What happens when you photograph a flat image from different directions? I’ve become a bit obsessed about this (in a good way).
It’s like being a photographer in the room with somebody, moving around to get the best possible angle – something I saw a lot as a journalist when I worked with photographers.
This is a sketch of a politician being interviewed on telly. The prime minister, as it happens, but that’s not the point.
Because it was on TV, the picture I was copying onto paper was itself two-dimensional – flat, with no way to change perspective. Obvious point, but worth stating.
Anyway… having added a spot of colour I took photos of the sketch.
First (above): head on, so that the PM and the interviewer are given equal prominence.
Second: I moved the lens on my iPhone close to the interviewer, giving his point of view of the prime minister (and largely excluding him from the image).
Third: I moved the lens nearer to the PM, keeping her more prominent and central and allowing us to see the interviewer from her point of view.
Not absolutely sure where I’m going with this. But I think there’s something interesting in here about the fertile relationship between analogue art and digital.
Journalists Write Books
Harold Evans, the late legendary editor of the Sunday Times, wrote a good book about how newspapers use photos (and other images). It’s called Pictures On A Page.
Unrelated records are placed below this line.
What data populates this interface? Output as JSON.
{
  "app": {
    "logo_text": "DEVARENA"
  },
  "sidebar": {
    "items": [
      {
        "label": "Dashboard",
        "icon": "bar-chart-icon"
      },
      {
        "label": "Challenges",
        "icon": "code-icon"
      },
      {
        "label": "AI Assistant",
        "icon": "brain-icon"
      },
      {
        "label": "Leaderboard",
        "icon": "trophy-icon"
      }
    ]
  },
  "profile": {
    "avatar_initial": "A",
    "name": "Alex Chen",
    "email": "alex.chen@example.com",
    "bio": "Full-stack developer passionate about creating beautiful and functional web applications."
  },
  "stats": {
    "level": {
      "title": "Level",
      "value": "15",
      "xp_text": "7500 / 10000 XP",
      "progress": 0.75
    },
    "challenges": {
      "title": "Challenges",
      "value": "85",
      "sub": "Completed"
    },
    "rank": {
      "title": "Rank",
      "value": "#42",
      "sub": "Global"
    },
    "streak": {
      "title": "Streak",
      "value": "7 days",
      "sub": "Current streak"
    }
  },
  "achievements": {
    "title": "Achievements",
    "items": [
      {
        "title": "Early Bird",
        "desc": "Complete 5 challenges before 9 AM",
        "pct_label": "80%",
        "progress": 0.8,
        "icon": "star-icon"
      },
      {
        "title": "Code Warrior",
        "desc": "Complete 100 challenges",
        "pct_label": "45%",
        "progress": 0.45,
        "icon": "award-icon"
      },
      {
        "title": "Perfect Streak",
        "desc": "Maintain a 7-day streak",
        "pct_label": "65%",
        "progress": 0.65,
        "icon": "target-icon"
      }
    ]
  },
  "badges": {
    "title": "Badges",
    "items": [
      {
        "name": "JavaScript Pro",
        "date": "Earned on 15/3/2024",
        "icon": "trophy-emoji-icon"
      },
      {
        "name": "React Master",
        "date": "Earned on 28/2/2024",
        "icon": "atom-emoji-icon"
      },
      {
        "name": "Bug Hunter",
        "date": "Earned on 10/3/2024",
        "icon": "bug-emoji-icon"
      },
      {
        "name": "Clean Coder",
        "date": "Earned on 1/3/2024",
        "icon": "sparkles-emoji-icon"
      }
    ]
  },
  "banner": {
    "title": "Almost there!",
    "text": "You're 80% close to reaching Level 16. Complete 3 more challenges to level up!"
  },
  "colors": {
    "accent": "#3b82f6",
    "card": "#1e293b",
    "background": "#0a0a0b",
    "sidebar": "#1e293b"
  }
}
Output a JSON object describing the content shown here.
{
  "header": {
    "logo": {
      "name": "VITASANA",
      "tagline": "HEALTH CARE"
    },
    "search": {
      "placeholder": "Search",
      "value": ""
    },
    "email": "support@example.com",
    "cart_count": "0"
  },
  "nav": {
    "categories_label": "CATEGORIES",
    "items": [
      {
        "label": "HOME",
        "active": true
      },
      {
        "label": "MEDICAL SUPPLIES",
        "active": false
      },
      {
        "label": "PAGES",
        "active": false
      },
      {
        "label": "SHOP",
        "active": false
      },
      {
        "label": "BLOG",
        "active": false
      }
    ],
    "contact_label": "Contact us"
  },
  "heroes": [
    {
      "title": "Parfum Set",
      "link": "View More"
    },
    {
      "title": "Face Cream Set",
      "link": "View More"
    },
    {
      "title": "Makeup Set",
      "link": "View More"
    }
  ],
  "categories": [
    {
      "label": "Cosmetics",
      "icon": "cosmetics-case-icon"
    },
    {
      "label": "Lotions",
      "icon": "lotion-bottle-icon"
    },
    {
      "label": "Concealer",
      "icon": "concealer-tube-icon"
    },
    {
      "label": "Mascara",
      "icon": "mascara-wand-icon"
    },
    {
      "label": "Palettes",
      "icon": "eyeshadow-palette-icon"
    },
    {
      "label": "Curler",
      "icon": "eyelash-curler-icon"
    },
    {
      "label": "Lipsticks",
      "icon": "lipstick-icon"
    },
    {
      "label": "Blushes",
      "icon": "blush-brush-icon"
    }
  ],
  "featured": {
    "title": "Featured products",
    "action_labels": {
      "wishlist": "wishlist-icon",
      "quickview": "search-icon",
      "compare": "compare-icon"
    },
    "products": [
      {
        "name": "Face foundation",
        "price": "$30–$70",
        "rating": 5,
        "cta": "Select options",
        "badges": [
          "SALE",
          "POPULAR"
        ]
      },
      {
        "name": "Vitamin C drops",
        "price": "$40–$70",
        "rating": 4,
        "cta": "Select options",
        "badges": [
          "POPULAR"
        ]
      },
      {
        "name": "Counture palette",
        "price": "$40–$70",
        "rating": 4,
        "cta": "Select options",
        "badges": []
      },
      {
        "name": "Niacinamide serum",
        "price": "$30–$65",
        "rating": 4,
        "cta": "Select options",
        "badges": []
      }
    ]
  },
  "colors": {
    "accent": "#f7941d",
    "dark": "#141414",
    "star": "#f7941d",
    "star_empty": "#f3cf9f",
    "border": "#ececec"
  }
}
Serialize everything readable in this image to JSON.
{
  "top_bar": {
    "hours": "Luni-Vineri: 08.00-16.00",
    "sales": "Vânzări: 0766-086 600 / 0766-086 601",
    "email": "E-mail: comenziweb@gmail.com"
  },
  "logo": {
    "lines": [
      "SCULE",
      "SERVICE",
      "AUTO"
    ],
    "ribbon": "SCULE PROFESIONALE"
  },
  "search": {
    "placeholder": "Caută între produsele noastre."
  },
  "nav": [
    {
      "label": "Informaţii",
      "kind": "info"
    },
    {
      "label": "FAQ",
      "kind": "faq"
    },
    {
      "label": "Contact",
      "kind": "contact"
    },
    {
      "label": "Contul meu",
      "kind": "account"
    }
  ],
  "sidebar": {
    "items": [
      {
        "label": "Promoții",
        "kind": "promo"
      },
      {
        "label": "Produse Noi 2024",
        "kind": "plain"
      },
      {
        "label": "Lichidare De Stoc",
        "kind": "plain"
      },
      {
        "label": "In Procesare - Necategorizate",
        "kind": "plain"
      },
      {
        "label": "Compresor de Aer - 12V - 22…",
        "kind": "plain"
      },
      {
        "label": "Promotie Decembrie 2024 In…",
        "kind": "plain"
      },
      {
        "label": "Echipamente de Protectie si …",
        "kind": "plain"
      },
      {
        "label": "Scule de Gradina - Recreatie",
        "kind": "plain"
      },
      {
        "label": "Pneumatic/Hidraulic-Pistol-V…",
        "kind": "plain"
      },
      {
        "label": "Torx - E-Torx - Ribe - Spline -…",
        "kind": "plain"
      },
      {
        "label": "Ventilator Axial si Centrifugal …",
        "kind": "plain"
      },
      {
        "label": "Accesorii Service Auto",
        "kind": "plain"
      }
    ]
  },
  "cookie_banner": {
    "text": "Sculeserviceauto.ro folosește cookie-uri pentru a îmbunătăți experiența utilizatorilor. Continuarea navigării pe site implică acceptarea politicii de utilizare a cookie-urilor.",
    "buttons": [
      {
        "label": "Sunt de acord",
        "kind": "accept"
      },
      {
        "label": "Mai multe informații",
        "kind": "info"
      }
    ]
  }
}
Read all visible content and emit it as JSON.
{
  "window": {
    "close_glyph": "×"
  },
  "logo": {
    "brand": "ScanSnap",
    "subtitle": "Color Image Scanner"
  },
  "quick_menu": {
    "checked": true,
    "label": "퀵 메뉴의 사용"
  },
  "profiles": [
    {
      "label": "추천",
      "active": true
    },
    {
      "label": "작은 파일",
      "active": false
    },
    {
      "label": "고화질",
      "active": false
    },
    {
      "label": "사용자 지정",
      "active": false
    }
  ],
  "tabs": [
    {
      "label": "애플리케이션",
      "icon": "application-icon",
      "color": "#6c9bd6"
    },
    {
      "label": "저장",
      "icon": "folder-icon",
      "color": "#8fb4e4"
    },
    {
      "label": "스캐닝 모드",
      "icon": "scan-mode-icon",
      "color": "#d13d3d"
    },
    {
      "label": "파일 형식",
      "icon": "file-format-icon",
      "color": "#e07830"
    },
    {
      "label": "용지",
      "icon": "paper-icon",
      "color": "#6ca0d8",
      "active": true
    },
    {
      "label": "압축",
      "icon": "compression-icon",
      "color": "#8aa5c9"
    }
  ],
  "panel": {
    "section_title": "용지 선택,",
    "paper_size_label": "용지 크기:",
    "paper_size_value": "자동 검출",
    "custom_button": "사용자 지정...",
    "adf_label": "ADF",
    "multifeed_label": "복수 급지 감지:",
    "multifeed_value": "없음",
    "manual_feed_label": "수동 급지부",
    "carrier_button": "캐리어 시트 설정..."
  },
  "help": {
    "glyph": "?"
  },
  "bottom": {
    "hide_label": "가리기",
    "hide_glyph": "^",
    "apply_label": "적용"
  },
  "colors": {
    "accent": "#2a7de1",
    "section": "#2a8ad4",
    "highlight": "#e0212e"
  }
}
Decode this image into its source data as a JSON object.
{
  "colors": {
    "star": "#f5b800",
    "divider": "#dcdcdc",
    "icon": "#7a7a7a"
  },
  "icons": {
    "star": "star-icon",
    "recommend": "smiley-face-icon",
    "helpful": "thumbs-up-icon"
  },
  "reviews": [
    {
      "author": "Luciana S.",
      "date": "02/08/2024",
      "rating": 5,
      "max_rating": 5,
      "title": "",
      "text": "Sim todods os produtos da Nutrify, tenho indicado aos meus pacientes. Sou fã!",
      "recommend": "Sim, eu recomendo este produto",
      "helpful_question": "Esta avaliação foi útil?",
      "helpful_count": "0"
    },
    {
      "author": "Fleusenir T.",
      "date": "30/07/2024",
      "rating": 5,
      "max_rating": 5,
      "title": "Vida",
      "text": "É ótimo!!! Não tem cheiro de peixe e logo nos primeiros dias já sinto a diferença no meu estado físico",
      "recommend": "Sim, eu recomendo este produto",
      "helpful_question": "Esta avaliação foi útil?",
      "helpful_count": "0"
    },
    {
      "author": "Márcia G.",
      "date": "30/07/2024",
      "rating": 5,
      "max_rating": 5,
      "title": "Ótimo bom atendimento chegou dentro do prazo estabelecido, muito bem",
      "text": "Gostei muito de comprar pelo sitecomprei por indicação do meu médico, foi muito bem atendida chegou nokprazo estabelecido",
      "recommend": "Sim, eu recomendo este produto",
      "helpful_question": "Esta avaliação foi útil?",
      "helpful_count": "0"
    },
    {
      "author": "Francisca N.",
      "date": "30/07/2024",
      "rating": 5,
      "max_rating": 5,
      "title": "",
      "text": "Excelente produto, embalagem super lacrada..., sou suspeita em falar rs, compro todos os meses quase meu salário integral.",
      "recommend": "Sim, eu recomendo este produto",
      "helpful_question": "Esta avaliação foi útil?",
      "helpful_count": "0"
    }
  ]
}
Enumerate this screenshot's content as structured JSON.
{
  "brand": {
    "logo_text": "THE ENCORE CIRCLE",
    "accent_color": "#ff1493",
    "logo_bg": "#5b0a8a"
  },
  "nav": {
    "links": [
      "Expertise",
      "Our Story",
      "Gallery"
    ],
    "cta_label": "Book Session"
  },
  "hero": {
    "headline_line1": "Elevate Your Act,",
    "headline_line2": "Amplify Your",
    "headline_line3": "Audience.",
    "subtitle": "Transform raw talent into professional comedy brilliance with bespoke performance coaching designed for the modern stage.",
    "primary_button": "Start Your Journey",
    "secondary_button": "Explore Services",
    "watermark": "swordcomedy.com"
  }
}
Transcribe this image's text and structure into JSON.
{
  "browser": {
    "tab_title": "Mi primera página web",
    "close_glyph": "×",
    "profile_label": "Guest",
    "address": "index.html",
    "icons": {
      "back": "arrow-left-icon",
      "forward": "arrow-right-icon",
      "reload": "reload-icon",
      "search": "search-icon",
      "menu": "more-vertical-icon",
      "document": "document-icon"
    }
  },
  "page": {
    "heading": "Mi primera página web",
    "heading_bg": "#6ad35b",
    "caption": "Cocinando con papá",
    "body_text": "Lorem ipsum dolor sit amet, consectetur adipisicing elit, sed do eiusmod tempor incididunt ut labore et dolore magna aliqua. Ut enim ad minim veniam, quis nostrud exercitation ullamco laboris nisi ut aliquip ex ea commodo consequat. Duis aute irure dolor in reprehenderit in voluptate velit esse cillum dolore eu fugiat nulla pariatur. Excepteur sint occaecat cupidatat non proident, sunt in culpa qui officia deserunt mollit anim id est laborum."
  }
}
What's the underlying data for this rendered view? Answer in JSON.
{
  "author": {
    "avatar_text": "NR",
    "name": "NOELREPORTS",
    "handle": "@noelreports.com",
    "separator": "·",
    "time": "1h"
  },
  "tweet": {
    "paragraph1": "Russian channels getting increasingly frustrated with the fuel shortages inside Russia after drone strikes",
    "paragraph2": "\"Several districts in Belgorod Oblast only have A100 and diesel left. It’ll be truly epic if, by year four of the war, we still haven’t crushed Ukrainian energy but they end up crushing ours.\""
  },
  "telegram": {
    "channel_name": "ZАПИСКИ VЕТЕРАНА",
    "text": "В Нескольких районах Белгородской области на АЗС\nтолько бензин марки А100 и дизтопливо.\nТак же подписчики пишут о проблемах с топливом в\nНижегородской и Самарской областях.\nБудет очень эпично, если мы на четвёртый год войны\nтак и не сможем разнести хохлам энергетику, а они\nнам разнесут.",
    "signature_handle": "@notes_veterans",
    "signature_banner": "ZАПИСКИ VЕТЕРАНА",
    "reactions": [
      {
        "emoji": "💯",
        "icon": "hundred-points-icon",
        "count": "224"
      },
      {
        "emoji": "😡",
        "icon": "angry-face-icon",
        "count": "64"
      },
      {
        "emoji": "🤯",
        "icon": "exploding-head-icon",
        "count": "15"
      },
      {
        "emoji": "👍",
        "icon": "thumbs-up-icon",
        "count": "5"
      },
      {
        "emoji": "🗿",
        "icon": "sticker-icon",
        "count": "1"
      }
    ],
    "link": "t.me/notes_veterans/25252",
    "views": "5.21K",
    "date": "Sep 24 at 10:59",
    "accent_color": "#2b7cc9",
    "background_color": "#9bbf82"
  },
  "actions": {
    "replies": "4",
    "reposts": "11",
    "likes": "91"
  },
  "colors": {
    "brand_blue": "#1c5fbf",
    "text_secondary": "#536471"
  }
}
I recommend it.
In related news…
I’ve opened three slots to mentor journalists who want to write a book. Click the link for details.